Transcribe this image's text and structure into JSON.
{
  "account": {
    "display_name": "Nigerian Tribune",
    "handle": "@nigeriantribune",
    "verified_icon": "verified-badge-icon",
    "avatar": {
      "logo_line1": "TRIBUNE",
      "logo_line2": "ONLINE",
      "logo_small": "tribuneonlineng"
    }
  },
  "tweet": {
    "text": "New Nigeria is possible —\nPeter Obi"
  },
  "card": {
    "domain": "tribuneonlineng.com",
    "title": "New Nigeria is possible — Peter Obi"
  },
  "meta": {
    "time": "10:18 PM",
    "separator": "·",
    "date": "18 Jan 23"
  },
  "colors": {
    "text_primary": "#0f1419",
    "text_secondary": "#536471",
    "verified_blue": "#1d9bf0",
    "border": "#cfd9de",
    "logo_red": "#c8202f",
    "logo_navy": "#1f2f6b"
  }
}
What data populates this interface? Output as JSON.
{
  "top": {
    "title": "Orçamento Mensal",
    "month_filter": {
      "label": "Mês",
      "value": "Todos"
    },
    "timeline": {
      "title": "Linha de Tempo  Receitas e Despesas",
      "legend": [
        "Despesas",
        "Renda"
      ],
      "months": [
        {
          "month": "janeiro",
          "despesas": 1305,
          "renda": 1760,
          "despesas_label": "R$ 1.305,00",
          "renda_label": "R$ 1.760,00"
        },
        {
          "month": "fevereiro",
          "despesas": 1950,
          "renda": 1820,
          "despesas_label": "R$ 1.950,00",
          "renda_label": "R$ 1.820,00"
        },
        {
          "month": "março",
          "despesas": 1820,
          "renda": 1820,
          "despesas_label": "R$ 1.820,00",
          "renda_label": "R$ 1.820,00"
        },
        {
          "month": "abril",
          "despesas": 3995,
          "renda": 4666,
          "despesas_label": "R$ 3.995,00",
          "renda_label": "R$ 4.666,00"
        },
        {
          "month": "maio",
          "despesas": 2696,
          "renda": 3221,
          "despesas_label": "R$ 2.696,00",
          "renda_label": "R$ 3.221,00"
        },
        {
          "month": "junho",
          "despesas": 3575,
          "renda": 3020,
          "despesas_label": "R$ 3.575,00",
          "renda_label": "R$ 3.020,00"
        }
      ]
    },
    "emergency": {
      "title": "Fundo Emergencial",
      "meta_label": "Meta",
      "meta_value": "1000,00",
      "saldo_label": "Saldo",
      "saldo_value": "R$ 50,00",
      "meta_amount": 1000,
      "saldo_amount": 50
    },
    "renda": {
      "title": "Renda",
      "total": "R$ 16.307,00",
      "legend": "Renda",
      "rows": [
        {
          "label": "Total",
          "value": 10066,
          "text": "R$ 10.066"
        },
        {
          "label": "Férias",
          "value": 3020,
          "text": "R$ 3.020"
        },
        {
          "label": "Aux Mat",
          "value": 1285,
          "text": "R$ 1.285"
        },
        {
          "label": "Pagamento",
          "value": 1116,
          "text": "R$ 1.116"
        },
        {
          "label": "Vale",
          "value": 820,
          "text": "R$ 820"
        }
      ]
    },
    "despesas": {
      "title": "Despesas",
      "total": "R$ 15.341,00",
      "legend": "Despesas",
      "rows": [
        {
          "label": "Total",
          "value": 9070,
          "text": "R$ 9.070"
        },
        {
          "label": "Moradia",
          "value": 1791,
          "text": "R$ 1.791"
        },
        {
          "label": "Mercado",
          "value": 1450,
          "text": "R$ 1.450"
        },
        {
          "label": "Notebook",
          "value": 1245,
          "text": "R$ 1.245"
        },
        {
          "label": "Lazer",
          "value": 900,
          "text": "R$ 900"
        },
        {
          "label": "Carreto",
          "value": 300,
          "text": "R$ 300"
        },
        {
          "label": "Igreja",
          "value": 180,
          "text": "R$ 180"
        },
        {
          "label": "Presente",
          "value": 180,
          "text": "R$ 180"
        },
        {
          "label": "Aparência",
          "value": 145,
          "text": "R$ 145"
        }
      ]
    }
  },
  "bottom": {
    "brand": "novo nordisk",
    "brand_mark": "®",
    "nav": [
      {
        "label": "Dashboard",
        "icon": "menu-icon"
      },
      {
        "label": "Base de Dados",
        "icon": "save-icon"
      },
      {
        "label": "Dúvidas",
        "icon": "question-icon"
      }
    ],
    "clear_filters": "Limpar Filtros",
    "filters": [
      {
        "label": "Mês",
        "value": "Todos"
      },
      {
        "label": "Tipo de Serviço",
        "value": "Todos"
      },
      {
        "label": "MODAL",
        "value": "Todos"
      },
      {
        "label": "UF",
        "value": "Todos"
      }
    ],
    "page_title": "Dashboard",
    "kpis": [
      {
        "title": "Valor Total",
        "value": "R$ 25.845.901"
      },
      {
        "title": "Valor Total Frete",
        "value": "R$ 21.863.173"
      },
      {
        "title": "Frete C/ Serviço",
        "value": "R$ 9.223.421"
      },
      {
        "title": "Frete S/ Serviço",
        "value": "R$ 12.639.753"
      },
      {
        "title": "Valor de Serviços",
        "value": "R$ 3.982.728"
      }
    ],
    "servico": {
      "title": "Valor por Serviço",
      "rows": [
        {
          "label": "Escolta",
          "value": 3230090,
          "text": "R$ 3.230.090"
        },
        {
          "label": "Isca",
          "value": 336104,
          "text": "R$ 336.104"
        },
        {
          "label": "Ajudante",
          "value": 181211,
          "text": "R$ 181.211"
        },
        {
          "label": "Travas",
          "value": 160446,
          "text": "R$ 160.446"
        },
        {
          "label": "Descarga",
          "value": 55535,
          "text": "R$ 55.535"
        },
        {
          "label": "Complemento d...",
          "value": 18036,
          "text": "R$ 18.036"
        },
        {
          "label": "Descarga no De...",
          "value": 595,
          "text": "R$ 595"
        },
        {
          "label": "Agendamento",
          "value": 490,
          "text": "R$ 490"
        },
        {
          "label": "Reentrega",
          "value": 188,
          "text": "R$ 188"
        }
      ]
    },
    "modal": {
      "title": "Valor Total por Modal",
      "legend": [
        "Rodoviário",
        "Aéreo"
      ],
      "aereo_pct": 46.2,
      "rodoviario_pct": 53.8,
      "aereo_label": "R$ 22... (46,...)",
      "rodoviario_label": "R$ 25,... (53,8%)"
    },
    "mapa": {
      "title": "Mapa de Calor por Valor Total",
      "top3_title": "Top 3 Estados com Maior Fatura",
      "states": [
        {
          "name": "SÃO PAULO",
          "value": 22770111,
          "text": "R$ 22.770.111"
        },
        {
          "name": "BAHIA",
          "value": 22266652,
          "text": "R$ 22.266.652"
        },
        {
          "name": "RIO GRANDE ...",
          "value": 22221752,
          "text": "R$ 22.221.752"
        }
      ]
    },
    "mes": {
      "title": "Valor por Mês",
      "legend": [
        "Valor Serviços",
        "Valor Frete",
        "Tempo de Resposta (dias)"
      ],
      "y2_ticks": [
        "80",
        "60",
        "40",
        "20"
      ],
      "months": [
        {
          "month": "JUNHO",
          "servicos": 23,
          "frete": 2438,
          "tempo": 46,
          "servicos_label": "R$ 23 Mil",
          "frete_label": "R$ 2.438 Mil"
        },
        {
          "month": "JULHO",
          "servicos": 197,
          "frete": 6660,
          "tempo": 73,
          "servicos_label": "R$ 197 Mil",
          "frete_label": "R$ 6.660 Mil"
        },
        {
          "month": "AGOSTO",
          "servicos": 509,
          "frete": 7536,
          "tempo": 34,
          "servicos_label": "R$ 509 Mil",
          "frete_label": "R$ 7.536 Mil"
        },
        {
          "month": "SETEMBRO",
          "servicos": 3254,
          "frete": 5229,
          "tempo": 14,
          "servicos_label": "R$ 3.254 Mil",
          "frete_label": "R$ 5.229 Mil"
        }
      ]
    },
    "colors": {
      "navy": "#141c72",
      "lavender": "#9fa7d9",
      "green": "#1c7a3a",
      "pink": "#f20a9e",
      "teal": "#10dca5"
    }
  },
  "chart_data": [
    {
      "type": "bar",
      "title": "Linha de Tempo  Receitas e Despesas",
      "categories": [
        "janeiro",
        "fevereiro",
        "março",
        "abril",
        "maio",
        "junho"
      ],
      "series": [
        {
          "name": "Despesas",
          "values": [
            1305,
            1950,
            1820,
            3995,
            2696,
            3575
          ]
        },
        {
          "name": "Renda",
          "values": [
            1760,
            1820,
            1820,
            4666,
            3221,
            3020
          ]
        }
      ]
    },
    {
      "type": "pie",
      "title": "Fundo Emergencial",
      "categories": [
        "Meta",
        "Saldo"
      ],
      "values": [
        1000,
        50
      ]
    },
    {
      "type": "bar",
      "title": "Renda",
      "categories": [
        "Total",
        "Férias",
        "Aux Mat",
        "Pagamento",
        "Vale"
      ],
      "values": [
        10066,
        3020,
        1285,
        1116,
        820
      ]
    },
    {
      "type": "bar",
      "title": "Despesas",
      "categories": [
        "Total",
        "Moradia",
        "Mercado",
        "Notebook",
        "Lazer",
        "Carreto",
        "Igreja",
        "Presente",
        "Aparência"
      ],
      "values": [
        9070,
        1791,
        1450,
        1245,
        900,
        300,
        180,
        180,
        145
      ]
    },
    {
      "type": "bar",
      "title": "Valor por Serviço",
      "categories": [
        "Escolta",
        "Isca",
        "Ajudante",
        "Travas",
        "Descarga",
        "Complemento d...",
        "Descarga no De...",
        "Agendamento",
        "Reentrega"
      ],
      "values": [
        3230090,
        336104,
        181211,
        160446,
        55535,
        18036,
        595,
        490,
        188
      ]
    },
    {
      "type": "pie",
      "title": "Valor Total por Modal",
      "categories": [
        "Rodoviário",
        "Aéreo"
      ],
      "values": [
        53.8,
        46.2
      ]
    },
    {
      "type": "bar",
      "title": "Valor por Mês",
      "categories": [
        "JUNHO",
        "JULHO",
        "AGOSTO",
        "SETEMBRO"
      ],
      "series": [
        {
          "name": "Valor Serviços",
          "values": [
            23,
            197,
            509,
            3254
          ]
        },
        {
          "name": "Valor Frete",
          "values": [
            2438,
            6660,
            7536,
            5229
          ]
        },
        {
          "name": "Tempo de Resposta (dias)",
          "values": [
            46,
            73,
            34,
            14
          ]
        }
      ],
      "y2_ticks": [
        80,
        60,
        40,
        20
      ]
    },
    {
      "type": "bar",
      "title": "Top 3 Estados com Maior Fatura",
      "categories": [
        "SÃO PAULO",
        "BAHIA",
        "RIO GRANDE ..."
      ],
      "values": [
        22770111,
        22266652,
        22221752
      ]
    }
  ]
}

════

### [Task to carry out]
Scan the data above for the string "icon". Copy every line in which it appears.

### [Answer section]
    "verified_icon": "verified-badge-icon",
        "icon": "menu-icon"
        "icon": "save-icon"
        "icon": "question-icon"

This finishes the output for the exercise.